Upon entering the parking lot visitors are immediately greeted by a large Chinese dragon head (that you can climb inside), a monstrous purple dinosaur, a giant monkey, a massive sphinx, and several other classic Koplin creations. We were instantly intrigued by what we might find as we played through both of Goofy Golf’s 18-hole courses.
Needless to say we were not disappointed. As we began the first course, we found something to new to look forward to at each hole – putting through a snapping alligator, a web-spinning spider, a golden Buddha (a fantastic take on the never-surprising multi-level hole), an octopus, and a Tyrannosaurus Rex using a monkey as a yo-yo (yes, you read that correctly). At the center of course 1 stands a nearly 30-foot tall concrete moai, most likely a cousin to the one found at Polynesian Putter, that you not only putt through – you can also climb the spiral staircase to the top of its head, granting brave adventurers a bird’s eye view of the property and surrounding area, including the now defunct Miracle Strip Amusement Park.

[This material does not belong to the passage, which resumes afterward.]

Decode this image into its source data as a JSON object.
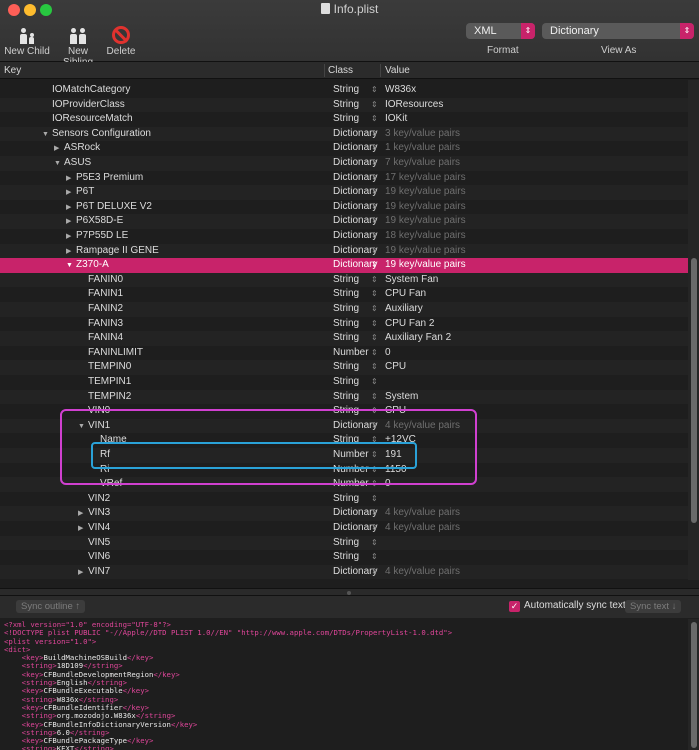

We had so much fun playing our first game that we had to play the second course right away. This course was probably more fun than the first – it had more playground-like activities between holes. For example, before we even started playing we stopped to check out the innards of the purple dinosaur by the first hole. One of our favorite parts of the entire complex was a massive subterranean cave connecting holes 7 and 8, complete with glowing black lit stalactites and stalagmites.
Both courses feature a variety of innovative greens that, with the right amount of skill and forethought, could result in a hole-in-one. But, figuring out the best way to achieve that requires significant creativity. These holes have surprising tricks, even though they have been copied and reproduced for 50 years. We don’t want to give away any secrets, but let’s just say that the turtle obstacle on course 2 was one of the most deceptive holes we’ve played to date. Even the few holes that lack an anchoring theme or kinetic gimmick usually require the discovery of some kind of trick shot. Mastering these tricks could even pay for your next game if you can summon up enough skill to get a hole-in-one on one of the eighteenth holes – both of which depend on a putt into the mouth of one animal then up a ramp into the mouth of a smaller creature (or you can do it the way Sabrina did and just hit the ball really hard and hope it ricochets into the winning hole). If executed properly, bells will ring, lights will flash and you’ll receive a free game pass when you return your putter. The fact that it is difficult, but possible, to get a good score and perhaps a free game is a huge part of the overall fun factor – something that many contemporary course designers don’t seem to understand.
Goofy Golf does show its age from time to time, but it’s still in better shape than Grand Prix. The gift shop sells postcards from its heyday the 60s in which you can see that not so much has changed as has stayed the same. For the most part, a little concrete-patching, some strategic paint, and lush landscaping would make the place look like new – and would make you feel like you had time-traveled to 1960. There would be no mistaking Goofy Golf for a contemporary amusement, but it has so much more visual interest and compelling gameplay than Coconut Creek just down the road.
We did notice that a few sculptures and structures appear to have been recently repainted, so there has been significant effort to preserve Koplin’s vision. With this in mind we hope that the mermaid that was once held in the giant octopus’ tentacle will someday return.